The optoisolator isolates the sender and receiver electrically. This is a good thing in stage environments and any place rife with grounding problems, connection mistakes, etc. The resistor before the LED limits the current through the loop and into the LED. This resistor plus the 1N4148 diode provide input protection.

Here is the schematic for a basic MIDI OUT circuit.


All the sender needs to do is to drive or remove an electrical current through the loop. When the loop is driven, the LED at the other end of the loop shines. When the current is removed, the LED turns off. The current loop is controlled by the Arduino send port (pin D1, also known as “TX”). The 220 ohm resistors are current limiting resistors that put a limit on the amount of current driven into the loop.

This MIDI OUT circuit gets the job, but is a little basic. Most practical commercial circuits use a driver (such as a CMOS 74HC125 buffer/driver IC) or a transistor switch. The driver provides a little more electrical assurance and protection on the sender’s side. Better to blow up an inexpensive driver IC than your Arduino!
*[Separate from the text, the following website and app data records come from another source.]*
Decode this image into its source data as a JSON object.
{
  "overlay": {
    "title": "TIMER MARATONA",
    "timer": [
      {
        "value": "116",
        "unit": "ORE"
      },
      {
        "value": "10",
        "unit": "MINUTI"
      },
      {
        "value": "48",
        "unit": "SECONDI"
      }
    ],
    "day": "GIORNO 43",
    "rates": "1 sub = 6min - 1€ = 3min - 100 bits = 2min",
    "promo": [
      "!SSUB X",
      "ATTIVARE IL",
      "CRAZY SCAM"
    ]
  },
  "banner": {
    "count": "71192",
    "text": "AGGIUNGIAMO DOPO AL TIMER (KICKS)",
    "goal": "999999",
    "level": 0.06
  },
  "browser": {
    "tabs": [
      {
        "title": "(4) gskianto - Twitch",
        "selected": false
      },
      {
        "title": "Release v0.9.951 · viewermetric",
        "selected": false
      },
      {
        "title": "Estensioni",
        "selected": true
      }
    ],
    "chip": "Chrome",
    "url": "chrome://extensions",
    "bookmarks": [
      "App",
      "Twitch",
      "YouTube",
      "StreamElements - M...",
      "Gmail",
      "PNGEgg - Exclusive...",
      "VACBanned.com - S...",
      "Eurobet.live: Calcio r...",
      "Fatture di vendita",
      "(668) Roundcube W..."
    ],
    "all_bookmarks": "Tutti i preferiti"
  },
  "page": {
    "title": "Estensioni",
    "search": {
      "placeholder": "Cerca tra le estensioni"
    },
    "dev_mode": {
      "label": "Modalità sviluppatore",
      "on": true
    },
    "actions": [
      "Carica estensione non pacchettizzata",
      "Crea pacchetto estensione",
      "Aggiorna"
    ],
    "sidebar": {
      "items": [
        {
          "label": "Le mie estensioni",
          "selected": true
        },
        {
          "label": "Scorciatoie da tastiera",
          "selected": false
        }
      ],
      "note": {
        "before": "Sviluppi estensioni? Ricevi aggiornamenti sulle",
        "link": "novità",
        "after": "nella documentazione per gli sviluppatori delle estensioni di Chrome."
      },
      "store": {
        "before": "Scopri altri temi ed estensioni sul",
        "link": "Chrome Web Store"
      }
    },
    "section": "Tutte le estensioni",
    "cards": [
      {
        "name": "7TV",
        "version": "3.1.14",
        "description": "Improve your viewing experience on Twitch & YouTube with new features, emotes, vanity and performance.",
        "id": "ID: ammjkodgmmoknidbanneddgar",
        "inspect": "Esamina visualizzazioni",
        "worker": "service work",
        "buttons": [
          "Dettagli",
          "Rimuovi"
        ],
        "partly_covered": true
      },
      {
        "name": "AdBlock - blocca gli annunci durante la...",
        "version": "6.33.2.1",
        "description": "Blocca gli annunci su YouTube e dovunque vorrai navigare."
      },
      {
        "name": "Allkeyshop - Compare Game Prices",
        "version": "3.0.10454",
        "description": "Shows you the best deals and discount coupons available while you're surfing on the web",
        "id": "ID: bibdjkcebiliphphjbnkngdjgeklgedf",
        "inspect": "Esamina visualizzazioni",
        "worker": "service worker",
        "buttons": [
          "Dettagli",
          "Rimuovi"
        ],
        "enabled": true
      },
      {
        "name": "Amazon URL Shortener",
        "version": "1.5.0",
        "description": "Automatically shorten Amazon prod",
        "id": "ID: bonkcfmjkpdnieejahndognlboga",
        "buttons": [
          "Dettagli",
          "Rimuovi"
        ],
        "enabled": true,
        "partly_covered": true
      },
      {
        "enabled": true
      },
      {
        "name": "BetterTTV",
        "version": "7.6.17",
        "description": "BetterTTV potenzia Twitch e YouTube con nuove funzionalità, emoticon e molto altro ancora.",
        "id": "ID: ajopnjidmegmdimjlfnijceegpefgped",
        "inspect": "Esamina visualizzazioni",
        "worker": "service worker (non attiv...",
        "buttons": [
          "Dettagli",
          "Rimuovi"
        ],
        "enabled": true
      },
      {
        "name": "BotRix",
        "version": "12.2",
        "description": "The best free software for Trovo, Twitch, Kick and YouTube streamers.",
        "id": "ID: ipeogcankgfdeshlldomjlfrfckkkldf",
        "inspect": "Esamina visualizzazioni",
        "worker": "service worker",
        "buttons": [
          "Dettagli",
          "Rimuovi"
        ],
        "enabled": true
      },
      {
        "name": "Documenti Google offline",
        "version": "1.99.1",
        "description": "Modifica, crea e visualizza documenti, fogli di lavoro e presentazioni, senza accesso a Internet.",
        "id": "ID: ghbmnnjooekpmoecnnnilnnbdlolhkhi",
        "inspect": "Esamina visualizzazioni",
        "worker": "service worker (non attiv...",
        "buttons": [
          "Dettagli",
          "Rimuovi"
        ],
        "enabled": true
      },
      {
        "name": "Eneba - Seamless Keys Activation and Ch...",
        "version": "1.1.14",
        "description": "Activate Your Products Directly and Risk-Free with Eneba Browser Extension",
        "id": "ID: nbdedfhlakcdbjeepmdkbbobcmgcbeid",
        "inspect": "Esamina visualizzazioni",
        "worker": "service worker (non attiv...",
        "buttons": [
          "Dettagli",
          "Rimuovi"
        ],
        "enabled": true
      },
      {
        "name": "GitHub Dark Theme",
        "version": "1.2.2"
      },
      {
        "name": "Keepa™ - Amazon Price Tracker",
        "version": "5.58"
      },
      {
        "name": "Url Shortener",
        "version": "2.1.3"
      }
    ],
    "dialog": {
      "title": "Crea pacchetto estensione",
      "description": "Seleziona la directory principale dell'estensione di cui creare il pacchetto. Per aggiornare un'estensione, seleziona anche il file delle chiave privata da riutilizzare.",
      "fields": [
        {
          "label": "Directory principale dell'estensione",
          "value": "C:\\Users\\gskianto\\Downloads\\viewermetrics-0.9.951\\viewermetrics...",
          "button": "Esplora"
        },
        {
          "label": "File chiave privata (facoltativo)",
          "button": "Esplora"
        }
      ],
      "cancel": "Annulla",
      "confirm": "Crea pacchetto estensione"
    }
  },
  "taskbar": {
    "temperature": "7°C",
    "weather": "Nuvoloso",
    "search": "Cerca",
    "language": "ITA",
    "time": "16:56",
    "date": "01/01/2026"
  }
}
I built both the MIDI IN and MIDI OUT circuits on an Adafruit Perma-Proto quarter-sized breadboard PCB. I like the layout of these boards and they have nice through-holes for soldering. They have the same layout as a quarter-sized solderless breadboard. In this case, you solder connections instead of inserting jumper wires and component leads into solderless breadboard holes. Please, note. If you want to use the circuits above, but are reluctant to solder, then by all means, use a solderless breadboard!

The following image shows the final result looking at the MIDI IN connector. Click the image for full resolution.


The jumper wires sprouting from the board are not intended to make the board look like a court-jester. They are the connections to be made to the Arduino:

  • Red: +5 Volts
  • Black: Ground
  • Yellow: Connect to D0 / RX
  • Blue: Connect to D1 / TX

My construction style uses 2×1 and 2×2 headers to make external connections. The header pins mate up neatly with either Female/Female or Female/Male jumper wires. I used F/M jumpers in order to plug into the signal headers on a standard Arduino UNO for testing.

The next image shows the final resulting looking at the MIDI OUT connector.


If you don’t mind soldering, but don’t want to go free-style on a prototyping board, then I recommend the Sparkfun MIDI Shield (DEV-12898). The latest revision of the MIDI Shield has good input protection and output drivers. It also has a RUN/PROG switch that is handy when uploading a sketch to the Arduino. MIDI and PC communications share the same serial port and conflicts must be avoided. (More about this issue in another post.) With the prototyping board, I just pull the yellow jumper wire when I upload a sketch.

The Sparkfun MIDI Shield has two knobs and three switches. This is a bonus if you are working with a standard Arduino. The knobs and switches go unused if you are working with a littleBits Arduino. In either case, the Sparkfun MIDI Shield is a viable alternative to “roll you own.”

Next time, I’ll describe the sketches that I wrote in order to test the MIDI IN and MIDI OUT.

Update: Use this simple MIDI sequencer sketch to test the MIDI OUT portion of the 5-pin interface.